#### TASK STATEMENT:
Find every line in the records below that holds the word "true" and copy it.
(SUPPLIED RECORDS)
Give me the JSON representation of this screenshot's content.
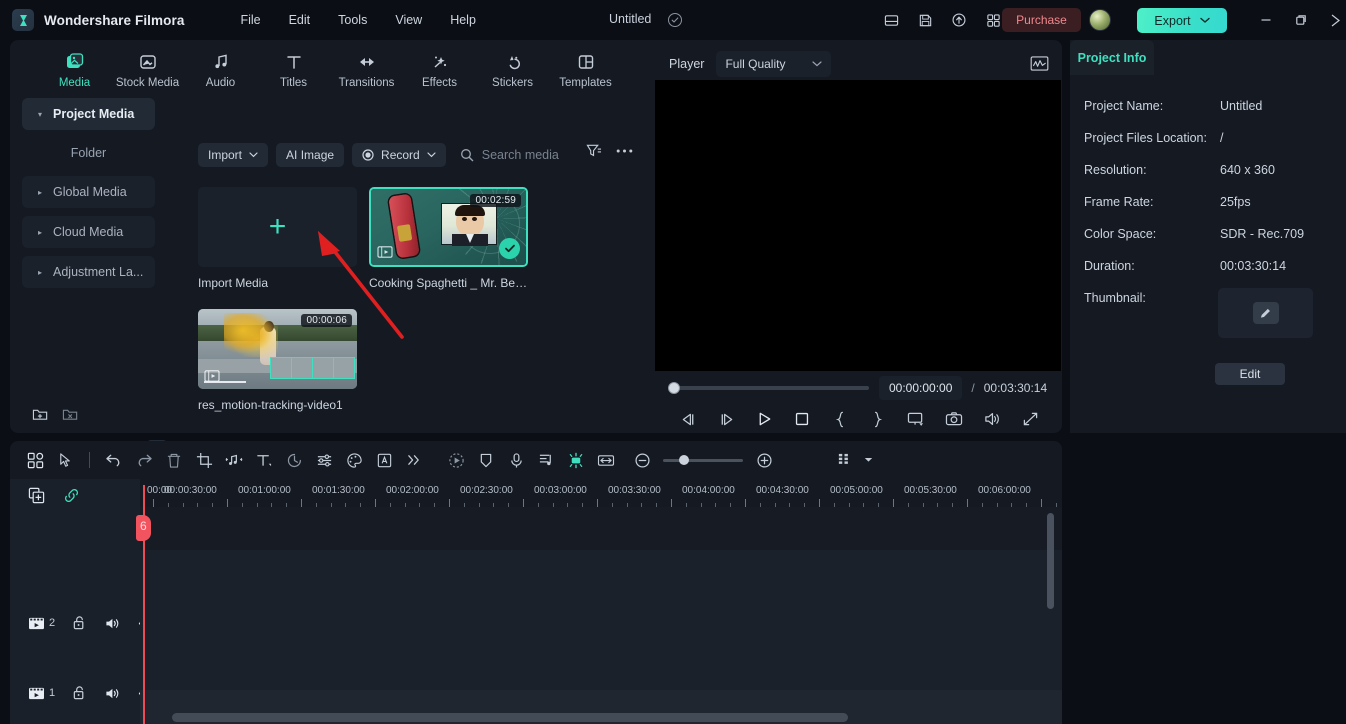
{
  "titlebar": {
    "app_name": "Wondershare Filmora",
    "logo_icon": "filmora-logo-icon",
    "menus": [
      "File",
      "Edit",
      "Tools",
      "View",
      "Help"
    ],
    "document_title": "Untitled",
    "saved_check_icon": "check-circle-icon",
    "icons": [
      "layout-panel-icon",
      "save-disk-icon",
      "cloud-upload-icon",
      "apps-grid-icon"
    ],
    "purchase_label": "Purchase",
    "avatar_icon": "user-avatar",
    "export_label": "Export",
    "export_caret_icon": "chevron-down-icon",
    "window_minimize_icon": "minimize-icon",
    "window_restore_icon": "restore-icon",
    "window_close_icon": "close-icon"
  },
  "tabs": [
    {
      "label": "Media",
      "icon": "media-icon",
      "active": true
    },
    {
      "label": "Stock Media",
      "icon": "stock-media-icon",
      "active": false
    },
    {
      "label": "Audio",
      "icon": "audio-note-icon",
      "active": false
    },
    {
      "label": "Titles",
      "icon": "titles-text-icon",
      "active": false
    },
    {
      "label": "Transitions",
      "icon": "transitions-arrows-icon",
      "active": false
    },
    {
      "label": "Effects",
      "icon": "effects-wand-icon",
      "active": false
    },
    {
      "label": "Stickers",
      "icon": "stickers-icon",
      "active": false
    },
    {
      "label": "Templates",
      "icon": "templates-grid-icon",
      "active": false
    }
  ],
  "sidebar": {
    "items": [
      {
        "label": "Project Media",
        "selected": true,
        "caret": "caret-down-icon"
      },
      {
        "label": "Folder",
        "selected": false,
        "caret": ""
      },
      {
        "label": "Global Media",
        "selected": false,
        "caret": "caret-right-icon"
      },
      {
        "label": "Cloud Media",
        "selected": false,
        "caret": "caret-right-icon"
      },
      {
        "label": "Adjustment La...",
        "selected": false,
        "caret": "caret-right-icon"
      }
    ],
    "new_folder_icon": "new-folder-icon",
    "delete_folder_icon": "delete-folder-icon",
    "collapse_icon": "chevron-left-icon"
  },
  "media_toolbar": {
    "import_label": "Import",
    "import_caret_icon": "chevron-down-icon",
    "ai_image_label": "AI Image",
    "record_label": "Record",
    "record_dot_icon": "record-circle-icon",
    "record_caret_icon": "chevron-down-icon",
    "search_icon": "search-icon",
    "search_placeholder": "Search media",
    "search_value": "",
    "filter_icon": "filter-icon",
    "more_icon": "more-horizontal-icon"
  },
  "media_items": [
    {
      "kind": "import",
      "label": "Import Media",
      "plus_icon": "plus-icon",
      "duration": "",
      "selected": false
    },
    {
      "kind": "video",
      "label": "Cooking Spaghetti _ Mr. Bea...",
      "duration": "00:02:59",
      "selected": true,
      "check_icon": "check-badge-icon",
      "film_icon": "film-clip-icon"
    },
    {
      "kind": "video",
      "label": "res_motion-tracking-video1",
      "duration": "00:00:06",
      "selected": false,
      "film_icon": "film-clip-icon"
    }
  ],
  "player": {
    "label": "Player",
    "quality_value": "Full Quality",
    "quality_caret_icon": "chevron-down-icon",
    "scope_icon": "waveform-scope-icon",
    "current_time": "00:00:00:00",
    "separator": "/",
    "total_time": "00:03:30:14",
    "buttons": [
      {
        "icon": "prev-frame-icon",
        "name": "previous-frame-button"
      },
      {
        "icon": "next-frame-icon",
        "name": "next-frame-button"
      },
      {
        "icon": "play-icon",
        "name": "play-button"
      },
      {
        "icon": "stop-icon",
        "name": "stop-button"
      },
      {
        "icon": "mark-in-icon",
        "name": "mark-in-button"
      },
      {
        "icon": "mark-out-icon",
        "name": "mark-out-button"
      },
      {
        "icon": "display-mode-icon",
        "name": "display-mode-button"
      },
      {
        "icon": "snapshot-camera-icon",
        "name": "snapshot-button"
      },
      {
        "icon": "volume-icon",
        "name": "volume-button"
      },
      {
        "icon": "fullscreen-icon",
        "name": "fullscreen-button"
      }
    ]
  },
  "project_info": {
    "tab_label": "Project Info",
    "rows": [
      {
        "key": "Project Name:",
        "value": "Untitled"
      },
      {
        "key": "Project Files Location:",
        "value": "/"
      },
      {
        "key": "Resolution:",
        "value": "640 x 360"
      },
      {
        "key": "Frame Rate:",
        "value": "25fps"
      },
      {
        "key": "Color Space:",
        "value": "SDR - Rec.709"
      },
      {
        "key": "Duration:",
        "value": "00:03:30:14"
      },
      {
        "key": "Thumbnail:",
        "value": ""
      }
    ],
    "thumbnail_edit_icon": "thumbnail-pencil-icon",
    "edit_label": "Edit"
  },
  "timeline_toolbar": {
    "left_buttons": [
      {
        "icon": "template-grid-icon",
        "name": "timeline-templates-button"
      },
      {
        "icon": "select-cursor-icon",
        "name": "select-tool-button"
      },
      {
        "icon": "split-icon",
        "name": "split-button"
      },
      {
        "icon": "undo-icon",
        "name": "undo-button"
      },
      {
        "icon": "redo-icon",
        "name": "redo-button"
      },
      {
        "icon": "trash-icon",
        "name": "delete-button"
      },
      {
        "icon": "crop-icon",
        "name": "crop-button"
      },
      {
        "icon": "audio-detach-icon",
        "name": "detach-audio-button"
      },
      {
        "icon": "text-icon",
        "name": "add-text-button"
      },
      {
        "icon": "speed-icon",
        "name": "speed-button"
      },
      {
        "icon": "adjust-sliders-icon",
        "name": "adjust-button"
      },
      {
        "icon": "color-palette-icon",
        "name": "color-button"
      },
      {
        "icon": "mask-icon",
        "name": "mask-button"
      },
      {
        "icon": "more-chevrons-icon",
        "name": "more-tools-button"
      }
    ],
    "right_buttons": [
      {
        "icon": "auto-reframe-icon",
        "name": "auto-reframe-button"
      },
      {
        "icon": "shield-marker-icon",
        "name": "marker-button"
      },
      {
        "icon": "microphone-icon",
        "name": "voiceover-button"
      },
      {
        "icon": "beat-detect-icon",
        "name": "beat-detect-button"
      },
      {
        "icon": "render-preview-icon",
        "name": "render-preview-button",
        "active": true
      },
      {
        "icon": "fit-timeline-icon",
        "name": "fit-timeline-button"
      },
      {
        "icon": "zoom-out-icon",
        "name": "zoom-out-button"
      },
      {
        "icon": "zoom-in-icon",
        "name": "zoom-in-button"
      },
      {
        "icon": "track-settings-icon",
        "name": "track-settings-button"
      },
      {
        "icon": "caret-down-icon",
        "name": "track-settings-caret"
      }
    ]
  },
  "timeline": {
    "add_track_icon": "add-track-icon",
    "link_icon": "link-icon",
    "ruler_ticks": [
      "00:00",
      "00:00:30:00",
      "00:01:00:00",
      "00:01:30:00",
      "00:02:00:00",
      "00:02:30:00",
      "00:03:00:00",
      "00:03:30:00",
      "00:04:00:00",
      "00:04:30:00",
      "00:05:00:00",
      "00:05:30:00",
      "00:06:00:00"
    ],
    "tracks": [
      {
        "number": "2",
        "lock_icon": "unlock-icon",
        "mute_icon": "speaker-icon",
        "eye_icon": "eye-icon"
      },
      {
        "number": "1",
        "lock_icon": "unlock-icon",
        "mute_icon": "speaker-icon",
        "eye_icon": "eye-icon"
      }
    ],
    "playhead_label": "6"
  },
  "annotation": {
    "arrow": "red-pointer-arrow",
    "color": "#e02020"
  },
  "colors": {
    "accent": "#3fe0c0",
    "panel": "#151a22",
    "background": "#0b0e14",
    "playhead": "#ef4b57",
    "purchase": "#f0888e"
  }
}
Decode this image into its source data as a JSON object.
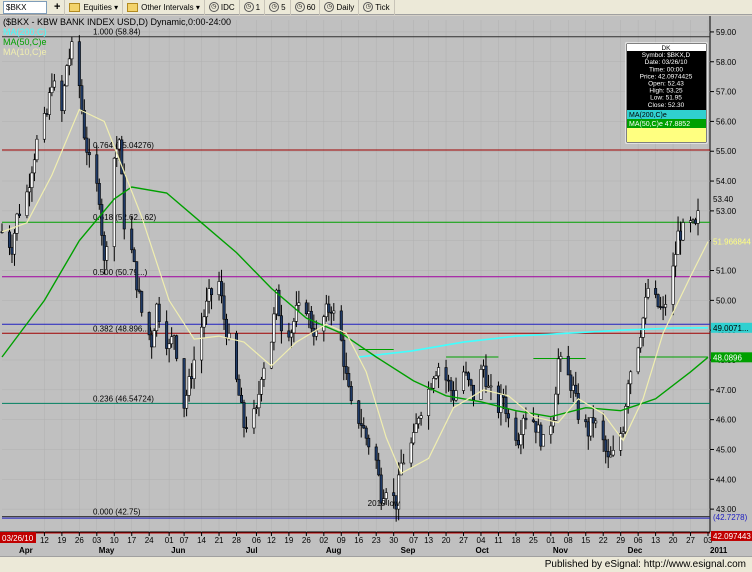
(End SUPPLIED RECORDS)
#### ANSWER BOX:
      "active": true
        "selected": true,
      "selected": true,
        "active": true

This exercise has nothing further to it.